"I made this song a while ago," Jay Z wrote Thursday in a statement paired with his "Spiritual," his first solo effort in since 2013's Magna Carta Holy Grail and his most incisive release in years. He's made it available for everyone to listen to on Tidal here.
The song nods to the deaths of Alton Sterling and Philando Castile, with Jay meditating on the police violence that has rocked our nation. "I am not poison, no I am not poison," Jay raps on the song's hook. "Just a boy from the hood that/ Got my hands in the air/ In despair don't shoot/ I just wanna do good, ah."
He spits substance — fulfilling one of hip-hop's core purposes: to provide a voice for all those disillusioned and still directly in harm's way, something that's felt forgotten in all of his luxury raps. It's good to hear that relevance and talent don't necessarily die with age.
"Punch [label boss of Top Dawg Entertainment, home to Kendrick Lamar and ScHoolboy Q] tole me I should drop it when Mike Brown," Jay adds in the statement, explaining the song's origins. He relates how Punch, MC and president of Top Dawg Entertainment, home to Kendrick Lamar and Schoolboy Q, told him "drop it when Michael Brown died" all the way back in 2014.
"Sadly I told him 'this issue will always be relevant,'" Jay writes. "I'm hurt that I knew his death wouldn't be the last."
This year alone, Philando Castile became the 115th known black man shot and killed by police.
Jay Z's statements come on the heels of a similarly powerful statement by his wife Beyoncé.
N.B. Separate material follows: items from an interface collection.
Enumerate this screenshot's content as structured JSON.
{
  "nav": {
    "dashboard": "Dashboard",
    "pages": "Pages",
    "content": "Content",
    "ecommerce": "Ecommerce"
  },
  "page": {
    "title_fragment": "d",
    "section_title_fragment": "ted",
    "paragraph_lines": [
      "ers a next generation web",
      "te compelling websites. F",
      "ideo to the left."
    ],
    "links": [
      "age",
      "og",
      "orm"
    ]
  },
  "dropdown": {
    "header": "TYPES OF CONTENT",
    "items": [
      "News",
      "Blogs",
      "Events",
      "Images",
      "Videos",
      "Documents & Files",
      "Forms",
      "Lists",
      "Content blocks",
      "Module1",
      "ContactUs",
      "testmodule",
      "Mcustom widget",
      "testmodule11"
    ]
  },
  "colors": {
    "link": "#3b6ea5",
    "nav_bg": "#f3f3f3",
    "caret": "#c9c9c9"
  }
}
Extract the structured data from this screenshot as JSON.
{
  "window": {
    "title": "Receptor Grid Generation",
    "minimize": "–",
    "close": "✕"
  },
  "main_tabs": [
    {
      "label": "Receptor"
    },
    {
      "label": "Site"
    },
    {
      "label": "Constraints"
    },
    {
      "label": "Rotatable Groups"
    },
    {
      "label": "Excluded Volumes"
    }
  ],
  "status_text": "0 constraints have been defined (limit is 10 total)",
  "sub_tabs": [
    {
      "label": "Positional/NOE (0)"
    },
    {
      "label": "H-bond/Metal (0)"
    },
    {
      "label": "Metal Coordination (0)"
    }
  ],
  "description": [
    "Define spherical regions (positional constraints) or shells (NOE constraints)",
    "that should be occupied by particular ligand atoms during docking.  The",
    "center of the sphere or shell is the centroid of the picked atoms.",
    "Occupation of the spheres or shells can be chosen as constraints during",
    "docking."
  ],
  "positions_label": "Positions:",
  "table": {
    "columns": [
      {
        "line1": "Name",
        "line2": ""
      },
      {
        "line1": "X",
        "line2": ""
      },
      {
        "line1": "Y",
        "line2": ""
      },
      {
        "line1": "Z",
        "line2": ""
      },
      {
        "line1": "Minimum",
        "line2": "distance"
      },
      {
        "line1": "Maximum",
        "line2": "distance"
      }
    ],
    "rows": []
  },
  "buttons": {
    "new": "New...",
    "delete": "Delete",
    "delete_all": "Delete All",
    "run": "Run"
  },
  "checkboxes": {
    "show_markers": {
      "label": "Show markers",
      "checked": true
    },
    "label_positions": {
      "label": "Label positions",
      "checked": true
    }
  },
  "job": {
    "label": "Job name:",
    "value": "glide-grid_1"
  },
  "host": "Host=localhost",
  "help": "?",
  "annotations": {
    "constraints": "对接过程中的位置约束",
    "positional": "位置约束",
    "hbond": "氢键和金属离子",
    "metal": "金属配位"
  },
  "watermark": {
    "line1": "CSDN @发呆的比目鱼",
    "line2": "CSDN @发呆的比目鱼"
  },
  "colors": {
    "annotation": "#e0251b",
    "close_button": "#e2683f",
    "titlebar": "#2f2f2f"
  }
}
Thursday night she paused her concert to offer a moment of silence for individuals slain by police violence, singing her song "Freedom" a capella. "We are sick and tired of the killings of young men and women in our communities," she also wrote in a statement. "It is up to us to take a stand and demand that they 'stop killing us.'"